**YOUR INSTRUCTIONS**
Output all of the records again, exactly as written.

** PROVIDED DATA follows **

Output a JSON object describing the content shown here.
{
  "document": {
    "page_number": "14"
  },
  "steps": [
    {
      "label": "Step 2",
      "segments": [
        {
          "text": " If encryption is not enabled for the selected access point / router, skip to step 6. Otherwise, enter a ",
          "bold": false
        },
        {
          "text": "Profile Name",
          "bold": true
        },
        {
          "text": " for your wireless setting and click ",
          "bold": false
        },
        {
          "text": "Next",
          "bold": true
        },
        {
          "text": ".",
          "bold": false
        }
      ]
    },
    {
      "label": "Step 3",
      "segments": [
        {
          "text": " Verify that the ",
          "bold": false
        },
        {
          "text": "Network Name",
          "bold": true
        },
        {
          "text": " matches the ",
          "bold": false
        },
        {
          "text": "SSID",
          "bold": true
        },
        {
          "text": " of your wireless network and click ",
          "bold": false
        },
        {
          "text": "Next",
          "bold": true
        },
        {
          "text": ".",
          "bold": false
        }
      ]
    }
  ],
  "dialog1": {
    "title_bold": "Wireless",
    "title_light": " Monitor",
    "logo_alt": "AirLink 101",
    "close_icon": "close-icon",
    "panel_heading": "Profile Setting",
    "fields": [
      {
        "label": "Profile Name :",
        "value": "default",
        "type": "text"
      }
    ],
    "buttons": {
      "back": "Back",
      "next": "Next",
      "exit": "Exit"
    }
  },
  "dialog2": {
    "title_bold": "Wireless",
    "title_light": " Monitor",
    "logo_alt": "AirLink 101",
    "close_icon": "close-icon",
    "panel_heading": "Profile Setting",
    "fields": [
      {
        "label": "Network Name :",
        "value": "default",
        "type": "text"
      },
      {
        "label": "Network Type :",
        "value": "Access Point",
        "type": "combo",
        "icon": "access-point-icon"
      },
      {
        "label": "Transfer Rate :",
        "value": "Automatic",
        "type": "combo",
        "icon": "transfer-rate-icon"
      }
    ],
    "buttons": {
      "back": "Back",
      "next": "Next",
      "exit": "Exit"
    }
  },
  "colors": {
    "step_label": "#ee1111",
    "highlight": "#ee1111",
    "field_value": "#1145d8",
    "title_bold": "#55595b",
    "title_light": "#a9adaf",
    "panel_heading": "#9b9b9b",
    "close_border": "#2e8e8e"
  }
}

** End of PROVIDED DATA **

**RESPONSE TO THIS TASK**
Output a JSON object describing the content shown here.
{
  "document": {
    "page_number": "14"
  },
  "steps": [
    {
      "label": "Step 2",
      "segments": [
        {
          "text": " If encryption is not enabled for the selected access point / router, skip to step 6. Otherwise, enter a ",
          "bold": false
        },
        {
          "text": "Profile Name",
          "bold": true
        },
        {
          "text": " for your wireless setting and click ",
          "bold": false
        },
        {
          "text": "Next",
          "bold": true
        },
        {
          "text": ".",
          "bold": false
        }
      ]
    },
    {
      "label": "Step 3",
      "segments": [
        {
          "text": " Verify that the ",
          "bold": false
        },
        {
          "text": "Network Name",
          "bold": true
        },
        {
          "text": " matches the ",
          "bold": false
        },
        {
          "text": "SSID",
          "bold": true
        },
        {
          "text": " of your wireless network and click ",
          "bold": false
        },
        {
          "text": "Next",
          "bold": true
        },
        {
          "text": ".",
          "bold": false
        }
      ]
    }
  ],
  "dialog1": {
    "title_bold": "Wireless",
    "title_light": " Monitor",
    "logo_alt": "AirLink 101",
    "close_icon": "close-icon",
    "panel_heading": "Profile Setting",
    "fields": [
      {
        "label": "Profile Name :",
        "value": "default",
        "type": "text"
      }
    ],
    "buttons": {
      "back": "Back",
      "next": "Next",
      "exit": "Exit"
    }
  },
  "dialog2": {
    "title_bold": "Wireless",
    "title_light": " Monitor",
    "logo_alt": "AirLink 101",
    "close_icon": "close-icon",
    "panel_heading": "Profile Setting",
    "fields": [
      {
        "label": "Network Name :",
        "value": "default",
        "type": "text"
      },
      {
        "label": "Network Type :",
        "value": "Access Point",
        "type": "combo",
        "icon": "access-point-icon"
      },
      {
        "label": "Transfer Rate :",
        "value": "Automatic",
        "type": "combo",
        "icon": "transfer-rate-icon"
      }
    ],
    "buttons": {
      "back": "Back",
      "next": "Next",
      "exit": "Exit"
    }
  },
  "colors": {
    "step_label": "#ee1111",
    "highlight": "#ee1111",
    "field_value": "#1145d8",
    "title_bold": "#55595b",
    "title_light": "#a9adaf",
    "panel_heading": "#9b9b9b",
    "close_border": "#2e8e8e"
  }
}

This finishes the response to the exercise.